How to Stop Targeted Violence in U.S. Cities

August 11, 2020 Topic: Security Region: Americas Blog Brand: The Buzz Tags: PortlandRiotsPoliceGeorge FloydLaw Enforcement

How to Stop Targeted Violence in U.S. Cities

Jurisdictions that fail to develop and implement an effective action plan can pretty much resign themselves to many more months of criminal destruction and anarchy. Their law-abiding citizens expect and deserve much better.

Riots have rocked Portland, Oregon, nightly for almost two straight months. Other U.S. cities have suffered similar violence, albeit more sporadically.  

The rioting has nothing to do with free speech and peaceful protest. Peaceful protestors don’t loot. They don’t try to burn buildings while barricading the exits. And they don’t aim blinding lasers at police officers’ eyes.  

It’s not enough to just protect federal buildings and those who guard them. Government officials, the private sector, civil society, and the media all have appropriate roles to play in protecting citizens and property.  

Clearly, more needs to be done to restore order in these cities. Their recovery hinges on the restoration of public safety so that residents and businesses can get back to normal, productive day-to-day activities. 

Not surprisingly, the worst violence has occurred in cities where local politicians have at least tacitly supported the rioters. This is completely wrong-headed. Taking criminals off the street and restoring public order must be job number one. And if those committing crimes are part of an organized group, their leaders and organizers, as well as those providing support or funding, should be investigated and held accountable as well. 

The key to this is cooperation among all levels of law enforcement to protect citizens and property. Federal, state and local authorities should work together to identify those committing crimes, to decide whether their actions violate state or federal law, and to indict those responsible.  
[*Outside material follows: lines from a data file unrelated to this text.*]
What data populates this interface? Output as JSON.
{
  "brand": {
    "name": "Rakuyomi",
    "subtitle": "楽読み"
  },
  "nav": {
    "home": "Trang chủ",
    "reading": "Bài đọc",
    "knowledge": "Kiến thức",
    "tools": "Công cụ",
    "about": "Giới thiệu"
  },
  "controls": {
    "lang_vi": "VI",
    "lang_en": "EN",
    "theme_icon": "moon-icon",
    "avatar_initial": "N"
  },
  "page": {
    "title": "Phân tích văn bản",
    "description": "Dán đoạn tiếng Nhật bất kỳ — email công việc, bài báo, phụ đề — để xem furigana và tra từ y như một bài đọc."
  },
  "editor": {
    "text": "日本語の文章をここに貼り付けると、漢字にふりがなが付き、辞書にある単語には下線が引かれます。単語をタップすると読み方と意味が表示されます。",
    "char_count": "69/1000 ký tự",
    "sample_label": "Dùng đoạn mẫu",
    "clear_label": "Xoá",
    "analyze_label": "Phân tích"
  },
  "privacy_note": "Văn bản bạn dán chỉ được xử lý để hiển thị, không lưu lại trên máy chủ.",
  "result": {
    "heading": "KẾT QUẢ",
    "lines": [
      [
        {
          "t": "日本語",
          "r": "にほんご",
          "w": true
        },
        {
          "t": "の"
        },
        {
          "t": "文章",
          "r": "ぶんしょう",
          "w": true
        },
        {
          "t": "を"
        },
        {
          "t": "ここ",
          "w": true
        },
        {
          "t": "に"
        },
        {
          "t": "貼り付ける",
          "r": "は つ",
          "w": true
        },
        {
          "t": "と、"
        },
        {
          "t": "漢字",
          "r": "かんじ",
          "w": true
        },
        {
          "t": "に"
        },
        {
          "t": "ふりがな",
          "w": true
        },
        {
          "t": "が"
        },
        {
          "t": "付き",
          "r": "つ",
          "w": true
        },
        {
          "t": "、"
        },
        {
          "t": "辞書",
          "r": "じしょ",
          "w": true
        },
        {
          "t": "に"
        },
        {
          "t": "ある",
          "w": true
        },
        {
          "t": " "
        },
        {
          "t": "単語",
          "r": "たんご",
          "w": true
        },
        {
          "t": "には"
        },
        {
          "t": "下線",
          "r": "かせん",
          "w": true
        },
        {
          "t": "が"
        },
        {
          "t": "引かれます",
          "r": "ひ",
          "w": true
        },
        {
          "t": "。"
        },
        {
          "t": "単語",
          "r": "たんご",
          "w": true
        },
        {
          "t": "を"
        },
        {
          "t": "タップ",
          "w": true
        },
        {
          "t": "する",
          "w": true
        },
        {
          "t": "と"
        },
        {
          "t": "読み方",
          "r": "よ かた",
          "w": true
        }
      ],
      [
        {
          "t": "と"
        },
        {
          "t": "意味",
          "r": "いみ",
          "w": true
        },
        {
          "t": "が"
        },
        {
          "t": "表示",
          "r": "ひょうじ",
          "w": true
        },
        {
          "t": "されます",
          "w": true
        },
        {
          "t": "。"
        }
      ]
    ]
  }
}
The media has an important role to play as well. It’s not enough to simply stop characterizing violent riots as “mostly peaceful protests.” Accuracy and context are essential. 

For example, many Americans do not know of the Marxist roots beneath the current riots. Thus, objective investigative journalists should examine and broadly report on the statements of the leaders of these groups, as well as their funding and training. It is vital that Americans know the truth about these organizations. 
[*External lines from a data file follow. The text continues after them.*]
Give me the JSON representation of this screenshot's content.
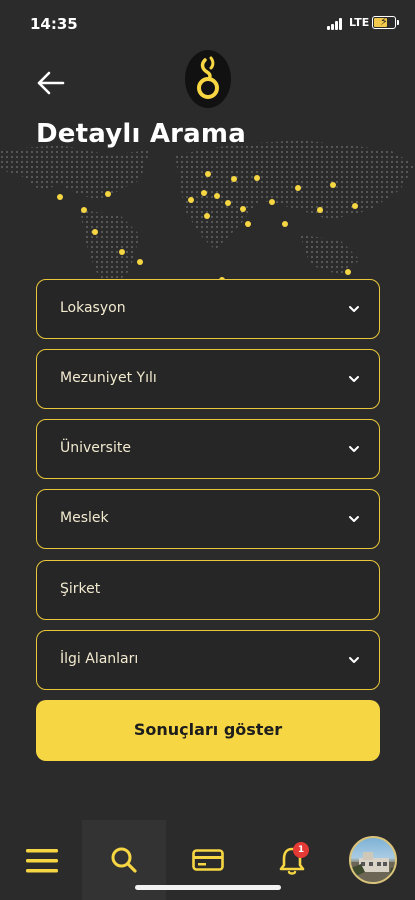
{
  "status_bar": {
    "time": "14:35",
    "network": "LTE"
  },
  "page": {
    "title": "Detaylı Arama"
  },
  "filters": [
    {
      "label": "Lokasyon",
      "has_dropdown": true
    },
    {
      "label": "Mezuniyet Yılı",
      "has_dropdown": true
    },
    {
      "label": "Üniversite",
      "has_dropdown": true
    },
    {
      "label": "Meslek",
      "has_dropdown": true
    },
    {
      "label": "Şirket",
      "has_dropdown": false
    },
    {
      "label": "İlgi Alanları",
      "has_dropdown": true
    }
  ],
  "submit": {
    "label": "Sonuçları göster"
  },
  "tabbar": {
    "items": [
      "menu-icon",
      "search-icon",
      "card-icon",
      "bell-icon",
      "avatar"
    ],
    "active": "search-icon",
    "notification_count": "1"
  },
  "colors": {
    "accent": "#f6d743",
    "background": "#2b2b2b",
    "border": "#e9c73a"
  }
}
Obviously, there is much work to be done to stop the immediate violence and destruction, to prevent future anarchy, to inform the American public, and to restore the damaged communities. For that work to succeed, planning is essential. Those plans should encompass four major initiatives: protection; prosecution; communication, and recovery. 
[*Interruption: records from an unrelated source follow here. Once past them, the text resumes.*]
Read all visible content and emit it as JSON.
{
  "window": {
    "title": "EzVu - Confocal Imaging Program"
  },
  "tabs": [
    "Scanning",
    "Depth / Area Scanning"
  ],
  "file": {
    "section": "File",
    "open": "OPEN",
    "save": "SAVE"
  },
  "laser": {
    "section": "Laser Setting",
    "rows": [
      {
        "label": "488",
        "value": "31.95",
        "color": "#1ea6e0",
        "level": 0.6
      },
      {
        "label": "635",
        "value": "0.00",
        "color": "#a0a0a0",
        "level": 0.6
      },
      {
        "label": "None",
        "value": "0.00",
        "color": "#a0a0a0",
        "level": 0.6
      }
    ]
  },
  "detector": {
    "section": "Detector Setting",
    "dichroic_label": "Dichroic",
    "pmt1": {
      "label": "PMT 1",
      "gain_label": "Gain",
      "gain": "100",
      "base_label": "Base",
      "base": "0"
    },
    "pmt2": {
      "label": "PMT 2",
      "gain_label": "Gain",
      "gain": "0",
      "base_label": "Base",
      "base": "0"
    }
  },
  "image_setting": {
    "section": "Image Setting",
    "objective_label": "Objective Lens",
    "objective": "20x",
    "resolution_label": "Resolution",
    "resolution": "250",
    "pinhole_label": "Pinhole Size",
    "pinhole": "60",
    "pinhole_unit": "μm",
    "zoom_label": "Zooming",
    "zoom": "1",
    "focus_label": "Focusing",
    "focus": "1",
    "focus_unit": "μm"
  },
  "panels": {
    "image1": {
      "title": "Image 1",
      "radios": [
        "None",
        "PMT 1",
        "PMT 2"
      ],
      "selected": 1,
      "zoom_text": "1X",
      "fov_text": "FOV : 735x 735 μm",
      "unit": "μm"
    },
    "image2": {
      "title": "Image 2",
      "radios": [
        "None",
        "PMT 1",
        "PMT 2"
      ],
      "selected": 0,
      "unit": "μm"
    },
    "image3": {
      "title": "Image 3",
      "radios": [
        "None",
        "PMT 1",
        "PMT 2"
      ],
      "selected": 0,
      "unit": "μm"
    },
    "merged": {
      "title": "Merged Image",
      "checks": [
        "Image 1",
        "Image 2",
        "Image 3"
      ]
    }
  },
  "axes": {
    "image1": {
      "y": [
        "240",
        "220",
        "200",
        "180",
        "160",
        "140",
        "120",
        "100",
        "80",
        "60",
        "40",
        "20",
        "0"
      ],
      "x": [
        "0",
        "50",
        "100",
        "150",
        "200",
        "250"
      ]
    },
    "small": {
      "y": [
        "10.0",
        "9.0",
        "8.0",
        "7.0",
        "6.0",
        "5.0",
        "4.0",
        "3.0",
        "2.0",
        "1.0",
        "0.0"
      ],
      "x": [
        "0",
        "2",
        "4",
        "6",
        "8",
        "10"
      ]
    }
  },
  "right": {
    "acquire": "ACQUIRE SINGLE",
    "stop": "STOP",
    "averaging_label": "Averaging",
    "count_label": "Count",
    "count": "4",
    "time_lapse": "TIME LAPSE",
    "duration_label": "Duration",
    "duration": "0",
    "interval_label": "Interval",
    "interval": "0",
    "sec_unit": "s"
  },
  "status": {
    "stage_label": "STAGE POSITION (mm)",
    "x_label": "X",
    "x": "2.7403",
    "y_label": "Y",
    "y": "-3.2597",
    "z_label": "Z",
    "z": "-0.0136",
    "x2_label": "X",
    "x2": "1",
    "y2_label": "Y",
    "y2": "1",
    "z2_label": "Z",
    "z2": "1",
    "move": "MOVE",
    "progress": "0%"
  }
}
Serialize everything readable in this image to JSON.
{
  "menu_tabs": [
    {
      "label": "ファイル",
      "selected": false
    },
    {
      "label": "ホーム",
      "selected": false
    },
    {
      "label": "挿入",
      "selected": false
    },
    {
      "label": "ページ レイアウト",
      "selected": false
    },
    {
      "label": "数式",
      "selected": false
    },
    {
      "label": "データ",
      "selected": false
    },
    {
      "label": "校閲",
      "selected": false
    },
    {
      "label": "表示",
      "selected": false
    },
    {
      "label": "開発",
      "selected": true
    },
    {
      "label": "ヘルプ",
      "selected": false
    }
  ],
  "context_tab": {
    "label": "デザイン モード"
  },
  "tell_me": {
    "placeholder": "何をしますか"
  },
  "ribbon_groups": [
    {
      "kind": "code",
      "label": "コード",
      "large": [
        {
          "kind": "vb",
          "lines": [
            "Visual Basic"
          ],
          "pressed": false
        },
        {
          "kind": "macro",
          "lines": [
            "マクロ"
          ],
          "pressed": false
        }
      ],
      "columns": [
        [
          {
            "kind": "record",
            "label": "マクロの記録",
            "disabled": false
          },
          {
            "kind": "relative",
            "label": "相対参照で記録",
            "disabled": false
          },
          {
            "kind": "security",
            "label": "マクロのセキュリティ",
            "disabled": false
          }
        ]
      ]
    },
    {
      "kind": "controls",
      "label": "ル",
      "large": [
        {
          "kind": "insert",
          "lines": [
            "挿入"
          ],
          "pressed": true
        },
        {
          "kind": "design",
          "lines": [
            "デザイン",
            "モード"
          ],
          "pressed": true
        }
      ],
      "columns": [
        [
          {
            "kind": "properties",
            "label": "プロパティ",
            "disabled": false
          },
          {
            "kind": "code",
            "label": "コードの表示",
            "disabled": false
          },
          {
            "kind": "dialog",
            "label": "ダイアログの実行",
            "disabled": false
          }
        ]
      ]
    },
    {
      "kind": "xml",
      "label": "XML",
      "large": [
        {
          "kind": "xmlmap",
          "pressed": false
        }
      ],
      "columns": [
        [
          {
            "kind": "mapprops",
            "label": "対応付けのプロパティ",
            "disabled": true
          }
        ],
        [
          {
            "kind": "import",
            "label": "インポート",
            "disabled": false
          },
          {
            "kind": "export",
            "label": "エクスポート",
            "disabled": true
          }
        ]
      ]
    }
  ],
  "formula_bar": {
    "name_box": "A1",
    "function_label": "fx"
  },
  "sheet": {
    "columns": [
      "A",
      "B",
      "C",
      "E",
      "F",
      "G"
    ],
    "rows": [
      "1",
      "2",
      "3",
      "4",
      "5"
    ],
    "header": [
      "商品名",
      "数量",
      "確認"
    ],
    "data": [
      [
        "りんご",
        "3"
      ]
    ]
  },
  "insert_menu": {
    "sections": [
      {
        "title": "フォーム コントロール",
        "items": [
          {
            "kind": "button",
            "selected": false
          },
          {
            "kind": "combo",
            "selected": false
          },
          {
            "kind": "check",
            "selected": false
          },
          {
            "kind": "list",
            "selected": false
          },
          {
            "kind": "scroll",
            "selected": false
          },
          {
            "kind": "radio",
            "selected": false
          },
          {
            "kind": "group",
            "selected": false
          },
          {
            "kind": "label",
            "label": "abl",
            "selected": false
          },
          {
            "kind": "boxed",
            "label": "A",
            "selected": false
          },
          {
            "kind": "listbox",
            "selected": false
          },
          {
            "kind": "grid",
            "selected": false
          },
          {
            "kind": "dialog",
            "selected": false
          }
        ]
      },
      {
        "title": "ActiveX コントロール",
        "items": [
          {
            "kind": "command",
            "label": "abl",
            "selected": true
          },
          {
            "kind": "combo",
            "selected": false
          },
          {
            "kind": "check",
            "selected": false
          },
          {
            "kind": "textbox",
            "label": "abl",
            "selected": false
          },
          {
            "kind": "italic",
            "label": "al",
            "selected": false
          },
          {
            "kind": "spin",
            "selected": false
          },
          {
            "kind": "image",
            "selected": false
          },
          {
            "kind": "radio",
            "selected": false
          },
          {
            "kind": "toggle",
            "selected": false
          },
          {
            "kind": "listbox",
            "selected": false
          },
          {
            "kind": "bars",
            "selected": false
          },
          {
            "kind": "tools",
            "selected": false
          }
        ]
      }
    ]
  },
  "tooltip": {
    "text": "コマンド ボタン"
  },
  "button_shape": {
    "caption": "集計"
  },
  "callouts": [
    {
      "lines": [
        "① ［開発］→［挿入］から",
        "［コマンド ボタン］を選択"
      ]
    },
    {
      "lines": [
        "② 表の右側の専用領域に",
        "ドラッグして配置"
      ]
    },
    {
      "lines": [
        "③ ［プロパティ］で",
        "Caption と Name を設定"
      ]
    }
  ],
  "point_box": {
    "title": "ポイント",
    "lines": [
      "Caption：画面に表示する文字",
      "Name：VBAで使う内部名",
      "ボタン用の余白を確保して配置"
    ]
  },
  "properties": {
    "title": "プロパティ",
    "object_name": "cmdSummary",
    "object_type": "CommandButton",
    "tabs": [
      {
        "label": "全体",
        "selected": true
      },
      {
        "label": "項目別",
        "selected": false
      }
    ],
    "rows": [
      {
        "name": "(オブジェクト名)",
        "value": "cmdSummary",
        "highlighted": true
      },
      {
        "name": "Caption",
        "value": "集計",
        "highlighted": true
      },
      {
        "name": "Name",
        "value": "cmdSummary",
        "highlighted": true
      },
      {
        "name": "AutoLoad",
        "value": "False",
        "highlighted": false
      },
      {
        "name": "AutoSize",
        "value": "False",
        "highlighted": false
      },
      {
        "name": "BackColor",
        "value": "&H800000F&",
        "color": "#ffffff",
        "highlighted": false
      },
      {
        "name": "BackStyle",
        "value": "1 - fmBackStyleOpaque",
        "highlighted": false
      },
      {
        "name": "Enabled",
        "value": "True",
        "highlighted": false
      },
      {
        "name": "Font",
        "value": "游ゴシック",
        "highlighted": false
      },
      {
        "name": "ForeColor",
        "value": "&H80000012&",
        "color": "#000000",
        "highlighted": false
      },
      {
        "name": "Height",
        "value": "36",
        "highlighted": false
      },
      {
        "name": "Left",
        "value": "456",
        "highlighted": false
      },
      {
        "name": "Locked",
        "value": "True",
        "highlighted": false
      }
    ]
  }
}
Protection: The first step is to stop the current rioting and prevent future riots. This will require beefing up the presence of supervisory law enforcement. With more commanders on-site, law enforcement will be better able to respond to changes in rioters tactics in real-time. When federal officers are deployed to protect federal property, they should draw a line which rioters will not be permitted to cross, then hold that line with an overwhelming presence. It would be good, of course, to give local police the opportunity to protect their own city by holding that line themselves. 

Law enforcement works best when departments communicate directly across jurisdictions. Local politicians in Portland and elsewhere, however, have thwarted such communication, endangering the lives of their constituents and endangering property.  

The business of the federal government in cities where riots are taking place must continue. Federal agencies and conscientious organizations should pressure local leaders to restore and maintain order near federal buildings to ensure access to the judicial system and federal services for their citizens. If local leaders refuse to cooperate with federal law enforcement, then they should not receive future federal grants or discretionary funds for their cities. 

Prosecution: Order demands accountability. Law enforcement and prosecutors must investigate, arrest, and indict those who violate state or federal law. Those who train, fund, materially support or facilitate those found guilty should also be investigated and prosecuted if they, too, broke any laws by doing so.

Rogue state prosecutors who refuse to prosecute criminals should be called out. And, again, jurisdictions that refuse to cooperate with federal officials should no longer receive federal grant money—especially grants earmarked for law enforcement purposes—until they enforce the law as written in a fair and even-handed manner.  

Communication: The media has a responsibility to objectively report the facts so that the American people can see for themselves what is happening in Portland and elsewhere and decide whether such lawlessness should be tolerated. If the mainstream media continue to portray rioters as “peaceful protesters” and blame their violence on the presence of federal officers, the record must be set straight. Law enforcement officials, prosecutors, and community leaders should conduct briefings, present eye-witnesses and release video footage to show what is truly happening on the ground.

Recovery: Once the streets are safe, municipal and state officials can refocus on addressing the ongoing public health crisis and citizens can begin to rebuild their own communities. To accelerate clean up and rebuilding, states and localities should remove as much red tape as possible to help businesses, residents, and schools resume operations.  

Jurisdictions that fail to develop and implement an effective action plan can pretty much resign themselves to many more months of criminal destruction and anarchy. Their law-abiding citizens expect and deserve much better. 

Lora Ries is The Heritage Foundation’s senior research fellow for homeland security. Zack Smith is a legal fellow in the think tank’s Center for Legal and Judicial Studies. They are co-authors of the new report: “An Action Plan to Stop Targeted Violence in our Cities.” 

Image: Reuters